A Trial of Levodopa in Angelman Syndrome
This study is designed to determine whether levodopa will lead to an improvement in the development and tremor in children with Angelman syndrome (AS).
It has been suggested that levodopa, a medication that is usually used to treat Parkinson disease in adults, may help children with AS in their overall development and reduce the tremor that some of them have.
If levodopa is found to be beneficial for children with AS, this could lead to a new treatment for AS.
Funding Source - FDA-OOPD
|Angelman Syndrome||Drug: Levodopa Drug: Placebo Oral Capsule||Phase 2 Phase 3|
|Study Design:||Allocation: Randomized
Intervention Model: Parallel Assignment
Masking: Quadruple (Participant, Care Provider, Investigator, Outcomes Assessor)
Primary Purpose: Treatment
|Official Title:||A Phase 2 Randomized Placebo-Controlled Trial of Levodopa in Angelman Syndrome|
- Bayley Cognitive Age Equivalent at 1 Year [ Time Frame: 12 months ]
- Presence of Tremors [ Time Frame: 1 year ]
|Study Start Date:||January 2011|
|Study Completion Date:||July 2015|
|Primary Completion Date:||July 2015 (Final data collection date for primary outcome measure)|
Levodopa is prescribed as a combination of levodopa/carbidopa (4:1) to reduce the peripheral side effects. The dosage used was 15 mg/kg/day in 3 divided doses.
Dosages are based on levodopa.
Subjects randomized to the levodopa arm will receive a levodopa dose of 5 mg/kg/day in the first 2 weeks of the study, a levodopa dose of 10 mg/kg/day in the second 2 weeks of the study, and a levodopa dose of 15 mg/kg/day (up to a maximum of 800 mg per day) for the remaining duration of the study.
Levodopa/Carbidopa is a combined formulation that will be dispensed as capsules. It should be taken 3 times a day.
Placebo Comparator: Placebo
The placebo contains excipients similar to those in the active drug, but it does not contain levodopa or carbidopa, so it is not expected to have any effect.

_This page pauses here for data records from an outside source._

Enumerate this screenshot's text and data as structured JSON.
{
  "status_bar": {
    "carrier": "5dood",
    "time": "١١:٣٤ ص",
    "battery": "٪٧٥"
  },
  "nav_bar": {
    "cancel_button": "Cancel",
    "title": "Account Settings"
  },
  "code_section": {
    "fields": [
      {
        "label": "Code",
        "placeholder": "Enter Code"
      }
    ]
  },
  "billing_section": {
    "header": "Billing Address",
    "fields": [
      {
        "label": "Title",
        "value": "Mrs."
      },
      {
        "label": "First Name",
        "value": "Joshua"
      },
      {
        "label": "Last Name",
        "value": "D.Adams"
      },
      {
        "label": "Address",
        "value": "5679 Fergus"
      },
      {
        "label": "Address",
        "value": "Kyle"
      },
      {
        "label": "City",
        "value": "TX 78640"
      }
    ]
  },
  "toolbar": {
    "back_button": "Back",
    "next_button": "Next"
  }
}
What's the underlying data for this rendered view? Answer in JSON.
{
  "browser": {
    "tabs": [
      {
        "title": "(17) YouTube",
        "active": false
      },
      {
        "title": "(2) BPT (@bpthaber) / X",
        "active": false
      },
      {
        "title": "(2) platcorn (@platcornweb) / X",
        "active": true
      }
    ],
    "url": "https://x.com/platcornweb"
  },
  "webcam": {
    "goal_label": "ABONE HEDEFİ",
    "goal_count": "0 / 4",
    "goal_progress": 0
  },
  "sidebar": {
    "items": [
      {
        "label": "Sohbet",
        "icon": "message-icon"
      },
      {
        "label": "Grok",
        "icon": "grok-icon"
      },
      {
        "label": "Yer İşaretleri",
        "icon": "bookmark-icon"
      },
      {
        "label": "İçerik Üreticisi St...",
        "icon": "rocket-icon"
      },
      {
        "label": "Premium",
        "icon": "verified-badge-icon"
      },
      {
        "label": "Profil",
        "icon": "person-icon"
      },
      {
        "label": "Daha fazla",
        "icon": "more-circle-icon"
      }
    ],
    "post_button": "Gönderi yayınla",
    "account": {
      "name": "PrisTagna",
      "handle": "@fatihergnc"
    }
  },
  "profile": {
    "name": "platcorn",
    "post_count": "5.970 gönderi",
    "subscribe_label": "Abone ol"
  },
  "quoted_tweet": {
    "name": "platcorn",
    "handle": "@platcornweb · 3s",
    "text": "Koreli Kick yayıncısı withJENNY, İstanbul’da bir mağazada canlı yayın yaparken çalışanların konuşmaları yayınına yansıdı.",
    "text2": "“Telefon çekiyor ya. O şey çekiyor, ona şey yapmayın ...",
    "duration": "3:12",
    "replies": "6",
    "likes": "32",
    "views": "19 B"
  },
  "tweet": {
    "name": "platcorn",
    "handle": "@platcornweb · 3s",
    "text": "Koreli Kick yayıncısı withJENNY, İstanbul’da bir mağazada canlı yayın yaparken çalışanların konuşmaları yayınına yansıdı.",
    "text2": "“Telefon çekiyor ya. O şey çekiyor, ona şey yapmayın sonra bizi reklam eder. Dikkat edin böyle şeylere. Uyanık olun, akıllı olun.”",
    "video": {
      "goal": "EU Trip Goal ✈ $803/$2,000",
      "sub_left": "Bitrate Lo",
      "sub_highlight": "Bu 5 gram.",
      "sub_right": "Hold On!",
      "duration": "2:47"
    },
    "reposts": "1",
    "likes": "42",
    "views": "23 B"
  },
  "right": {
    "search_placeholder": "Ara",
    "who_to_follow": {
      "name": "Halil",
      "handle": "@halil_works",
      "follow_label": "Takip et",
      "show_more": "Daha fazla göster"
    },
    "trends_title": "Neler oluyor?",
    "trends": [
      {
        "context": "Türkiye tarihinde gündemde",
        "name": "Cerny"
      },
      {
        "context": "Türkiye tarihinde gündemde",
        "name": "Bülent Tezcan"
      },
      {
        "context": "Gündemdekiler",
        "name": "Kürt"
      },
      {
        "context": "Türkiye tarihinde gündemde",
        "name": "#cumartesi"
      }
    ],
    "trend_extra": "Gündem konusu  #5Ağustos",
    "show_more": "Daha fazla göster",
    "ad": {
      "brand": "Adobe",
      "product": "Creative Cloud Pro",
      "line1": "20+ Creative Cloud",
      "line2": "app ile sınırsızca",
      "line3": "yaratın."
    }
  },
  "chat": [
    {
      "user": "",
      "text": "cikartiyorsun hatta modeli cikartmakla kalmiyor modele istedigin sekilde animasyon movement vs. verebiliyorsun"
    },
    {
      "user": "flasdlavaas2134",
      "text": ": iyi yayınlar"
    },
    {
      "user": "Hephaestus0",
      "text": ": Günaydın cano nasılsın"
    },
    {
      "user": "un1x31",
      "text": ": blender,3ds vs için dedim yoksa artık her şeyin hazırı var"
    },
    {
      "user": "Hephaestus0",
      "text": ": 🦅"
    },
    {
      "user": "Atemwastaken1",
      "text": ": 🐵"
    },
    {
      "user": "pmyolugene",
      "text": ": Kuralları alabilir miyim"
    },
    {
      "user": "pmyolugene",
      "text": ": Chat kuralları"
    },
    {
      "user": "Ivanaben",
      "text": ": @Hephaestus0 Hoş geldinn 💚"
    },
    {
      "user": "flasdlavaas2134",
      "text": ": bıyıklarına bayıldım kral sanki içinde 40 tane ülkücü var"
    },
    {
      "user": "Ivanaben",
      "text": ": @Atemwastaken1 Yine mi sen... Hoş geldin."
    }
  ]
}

Drug: Placebo Oral Capsule
The placebo contains excipients similar to those in the active drug, but it does not contain levodopa or carbidopa.
Levodopa is a prodrug that "delivers" dopamine to the brain. It is usually given with carbidopa, a peripheral decarboxylase inhibitor, to increase the bioavailability of levodopa. Animal studies have suggested that levodopa can reverse the excess phosphorylation of some enzymes involved in synaptic and neuronal function, including calcium/calmodulin-dependent kinase type 2 (CaMKII).
Recently, it was shown that excess phosphorylation of CaMKII may be responsible for some of the neurological deficits seen in Angelman syndrome. Therefore, it is hypothesized that levodopa may lead to an improvement in the neurodevelopment and abnormal movements (e.g. tremors) in children with Angelman syndrome.
Although many children have used levodopa for a variety of medical conditions over the last 30 years, it has not been approved by the Food and Drug Administration (FDA) for use in children, and it has not been formally studied in children with Angelman syndrome.
Therefore, the purpose of this study is to find out whether levodopa will lead to an improvement in the development and in the tremor in children with AS.
Please refer to this study by its ClinicalTrials.gov identifier: NCT01281475
|United States, California|
|Rady Children's Hospital, San Diego|
|San Diego, California, United States, 92123|
|University of California, San Francisco|
|San Francisco, California, United States, 94121|
|United States, Massachusetts|
|Children's Hospital Boston|
|Boston, Massachusetts, United States, 02115|
|United States, Ohio|
|Cincinnati Children's Hospital|
|Cincinnati, Ohio, United States, 45229|
|United States, South Carolina|
|Greenwood Genetic Center|
|Greenwood, South Carolina, United States, 29646|
|United States, Tennessee|
|Vanderbilt University Medical Center|
|Nashville, Tennessee, United States, 37212|
|United States, Texas|
|Baylor College of Medicine|
|Houston, Texas, United States, 77030|
|Principal Investigator:||Wen-Hann Tan, BMBS||Boston Children’s Hospital|
|Principal Investigator:||Lynne M. Bird, MD||Rady Children's Hospital, San Diego|
|Principal Investigator:||Steven A. Skinner, MD||Greenwood Genetic Center|
|Principal Investigator:||Carlos A. Bacino, MD||Baylor College of Medicine|
|Principal Investigator:||Anne Slavotinek, MD||University of California, San Francisco|
|Principal Investigator:||Cary Fu, MD||Vanderbilt University Medical Center|
|Principal Investigator:||Logan Wink, M.D||Children's Hospital Medical Center, Cincinnati|